◆ RECORDS TO USE
=-=-=-=-=

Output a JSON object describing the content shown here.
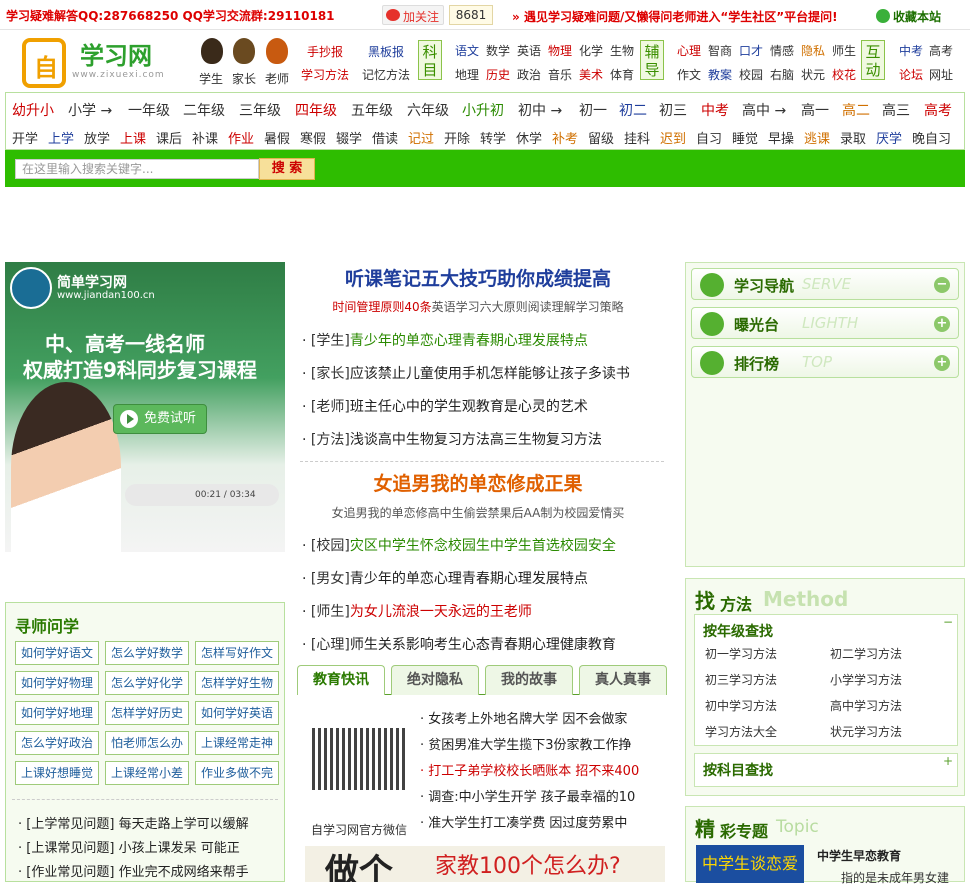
{
  "topbar": {
    "qq_text": "学习疑难解答QQ:287668250 QQ学习交流群:29110181",
    "weibo_follow": "加关注",
    "weibo_count": "8681",
    "notice": "遇见学习疑难问题/又懒得问老师进入“学生社区”平台提问!",
    "favorite": "收藏本站"
  },
  "header": {
    "site_name": "学习网",
    "site_url": "www.zixuexi.com",
    "roles": [
      "学生",
      "家长",
      "老师"
    ],
    "links_a": [
      [
        "手抄报",
        "黑板报"
      ],
      [
        "学习方法",
        "记忆方法"
      ]
    ],
    "label_subject": "科目",
    "subjects": [
      [
        "语文",
        "数学",
        "英语",
        "物理",
        "化学",
        "生物"
      ],
      [
        "地理",
        "历史",
        "政治",
        "音乐",
        "美术",
        "体育"
      ]
    ],
    "label_assist": "辅导",
    "assist": [
      [
        "心理",
        "智商",
        "口才",
        "情感",
        "隐私",
        "师生"
      ],
      [
        "作文",
        "教案",
        "校园",
        "右脑",
        "状元",
        "校花"
      ]
    ],
    "label_interact": "互动",
    "interact": [
      [
        "中考",
        "高考"
      ],
      [
        "论坛",
        "网址"
      ]
    ]
  },
  "grades": [
    "幼升小",
    "小学 →",
    "一年级",
    "二年级",
    "三年级",
    "四年级",
    "五年级",
    "六年级",
    "小升初",
    "初中 →",
    "初一",
    "初二",
    "初三",
    "中考",
    "高中 →",
    "高一",
    "高二",
    "高三",
    "高考"
  ],
  "stages": [
    "开学",
    "上学",
    "放学",
    "上课",
    "课后",
    "补课",
    "作业",
    "暑假",
    "寒假",
    "辍学",
    "借读",
    "记过",
    "开除",
    "转学",
    "休学",
    "补考",
    "留级",
    "挂科",
    "迟到",
    "自习",
    "睡觉",
    "早操",
    "逃课",
    "录取",
    "厌学",
    "晚自习"
  ],
  "search": {
    "placeholder": "在这里输入搜索关键字...",
    "button": "搜 索"
  },
  "banner": {
    "brand": "简单学习网",
    "url": "www.jiandan100.cn",
    "line1": "中、高考一线名师",
    "line2": "权威打造9科同步复习课程",
    "try": "免费试听",
    "time": "00:21 / 03:34"
  },
  "center": {
    "headline1": "听课笔记五大技巧助你成绩提高",
    "sub1": {
      "red": "时间管理原则40条",
      "rest": "英语学习六大原则阅读理解学习策略"
    },
    "list1": [
      {
        "tag": "[学生]",
        "text": "青少年的单恋心理青春期心理发展特点"
      },
      {
        "tag": "[家长]",
        "text": "应该禁止儿童使用手机怎样能够让孩子多读书"
      },
      {
        "tag": "[老师]",
        "text": "班主任心中的学生观教育是心灵的艺术"
      },
      {
        "tag": "[方法]",
        "text": "浅谈高中生物复习方法高三生物复习方法"
      }
    ],
    "headline2": "女追男我的单恋修成正果",
    "sub2": "女追男我的单恋修高中生偷尝禁果后AA制为校园爱情买",
    "list2": [
      {
        "tag": "[校园]",
        "text": "灾区中学生怀念校园生中学生首选校园安全"
      },
      {
        "tag": "[男女]",
        "text": "青少年的单恋心理青春期心理发展特点"
      },
      {
        "tag": "[师生]",
        "text": "为女儿流浪一天永远的王老师"
      },
      {
        "tag": "[心理]",
        "text": "师生关系影响考生心态青春期心理健康教育"
      }
    ],
    "tabs": [
      "教育快讯",
      "绝对隐私",
      "我的故事",
      "真人真事"
    ],
    "qr_label": "自学习网官方微信",
    "news": [
      "女孩考上外地名牌大学  因不会做家",
      "贫困男准大学生揽下3份家教工作挣",
      "打工子弟学校校长晒账本  招不来400",
      "调查:中小学生开学  孩子最幸福的10",
      "准大学生打工凑学费  因过度劳累中"
    ],
    "ad_big": "做个",
    "ad_q": "家教100个怎么办?"
  },
  "left": {
    "title": "寻师问学",
    "buttons": [
      [
        "如何学好语文",
        "怎么学好数学",
        "怎样写好作文"
      ],
      [
        "如何学好物理",
        "怎么学好化学",
        "怎样学好生物"
      ],
      [
        "如何学好地理",
        "怎样学好历史",
        "如何学好英语"
      ],
      [
        "怎么学好政治",
        "怕老师怎么办",
        "上课经常走神"
      ],
      [
        "上课好想睡觉",
        "上课经常小差",
        "作业多做不完"
      ]
    ],
    "questions": [
      [
        "[上学常见问题]",
        "每天走路上学可以缓解"
      ],
      [
        "[上课常见问题]",
        "小孩上课发呆  可能正"
      ],
      [
        "[作业常见问题]",
        "作业完不成网络来帮手"
      ]
    ]
  },
  "right": {
    "nav": [
      {
        "t": "学习导航",
        "e": "SERVE",
        "pm": "−"
      },
      {
        "t": "曝光台",
        "e": "LIGHTH",
        "pm": "+"
      },
      {
        "t": "排行榜",
        "e": "TOP",
        "pm": "+"
      }
    ],
    "method_title_big": "找",
    "method_title": "方法",
    "method_en": "Method",
    "grade_find": "按年级查找",
    "grade_items": [
      [
        "初一学习方法",
        "初二学习方法"
      ],
      [
        "初三学习方法",
        "小学学习方法"
      ],
      [
        "初中学习方法",
        "高中学习方法"
      ],
      [
        "学习方法大全",
        "状元学习方法"
      ]
    ],
    "subject_find": "按科目查找",
    "topic_big": "精",
    "topic_title": "彩专题",
    "topic_en": "Topic",
    "topic_img": "中学生谈恋爱",
    "topic_name": "中学生早恋教育",
    "topic_desc": "指的是未成年男女建"
  }
}
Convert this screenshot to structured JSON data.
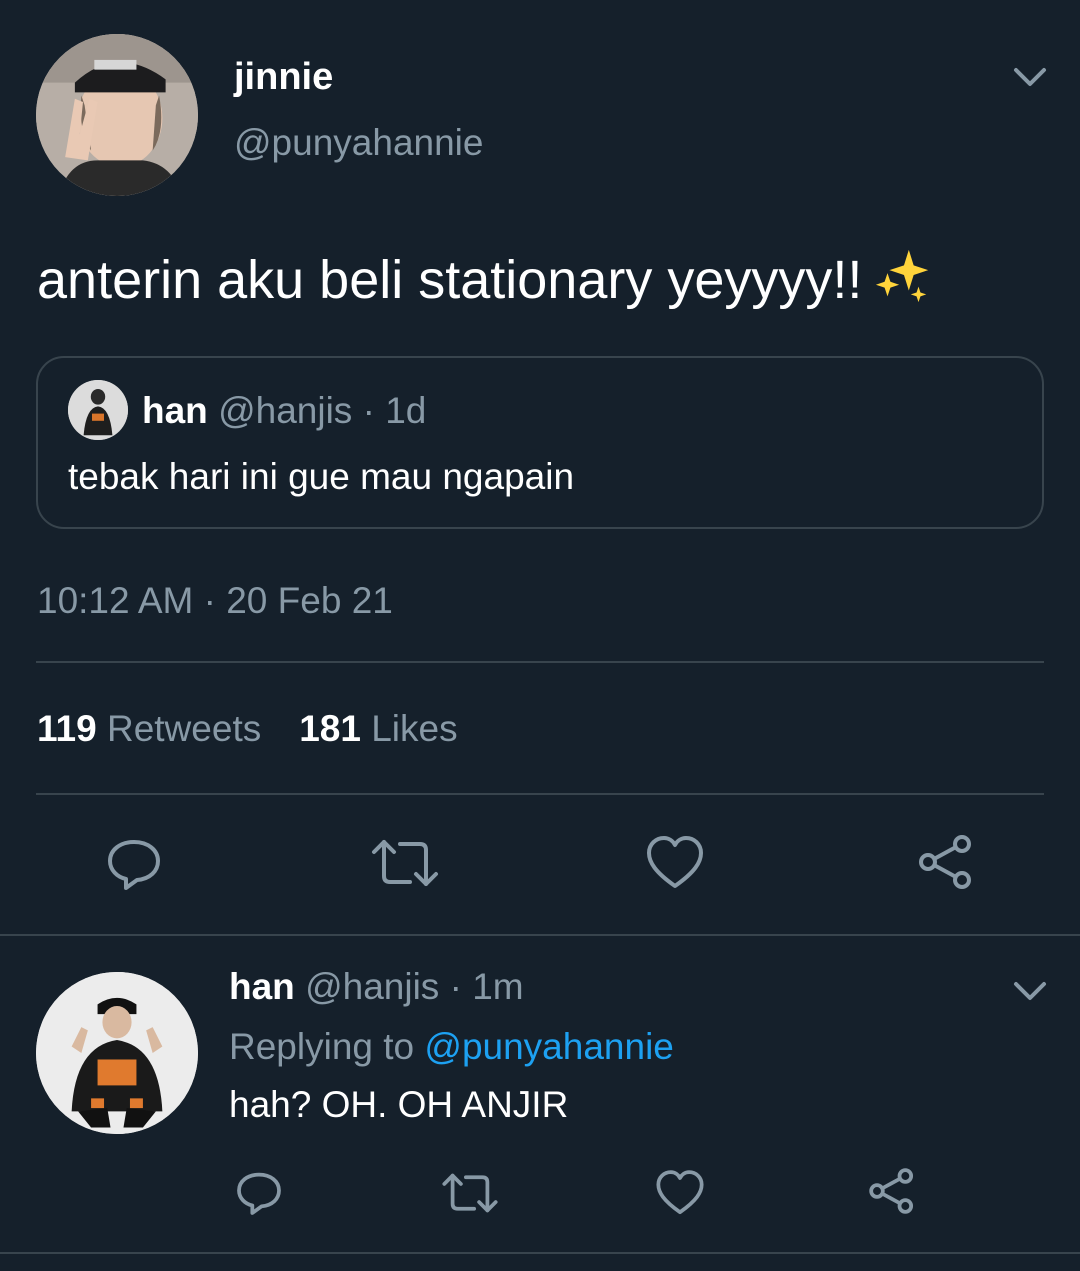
{
  "main_tweet": {
    "author_name": "jinnie",
    "author_handle": "@punyahannie",
    "text": "anterin aku beli stationary yeyyyy!!",
    "emoji": "sparkles-icon",
    "quoted": {
      "author_name": "han",
      "author_handle": "@hanjis",
      "separator": "·",
      "age": "1d",
      "text": "tebak hari ini gue mau ngapain"
    },
    "time": "10:12 AM",
    "separator": "·",
    "date": "20 Feb 21",
    "retweets_count": "119",
    "retweets_label": "Retweets",
    "likes_count": "181",
    "likes_label": "Likes"
  },
  "reply": {
    "author_name": "han",
    "author_handle": "@hanjis",
    "separator": "·",
    "age": "1m",
    "replying_label": "Replying to",
    "replying_handle": "@punyahannie",
    "text": "hah? OH. OH ANJIR"
  },
  "actions": [
    "reply-icon",
    "retweet-icon",
    "like-icon",
    "share-icon"
  ],
  "colors": {
    "background": "#15202b",
    "divider": "#38444d",
    "secondary_text": "#8899a6",
    "link": "#1da1f2",
    "primary_text": "#ffffff"
  }
}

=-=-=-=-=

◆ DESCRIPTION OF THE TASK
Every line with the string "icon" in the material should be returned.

◆ REPLY TO THE TASK
    "emoji": "sparkles-icon",
    "reply-icon",
    "retweet-icon",
    "like-icon",
    "share-icon"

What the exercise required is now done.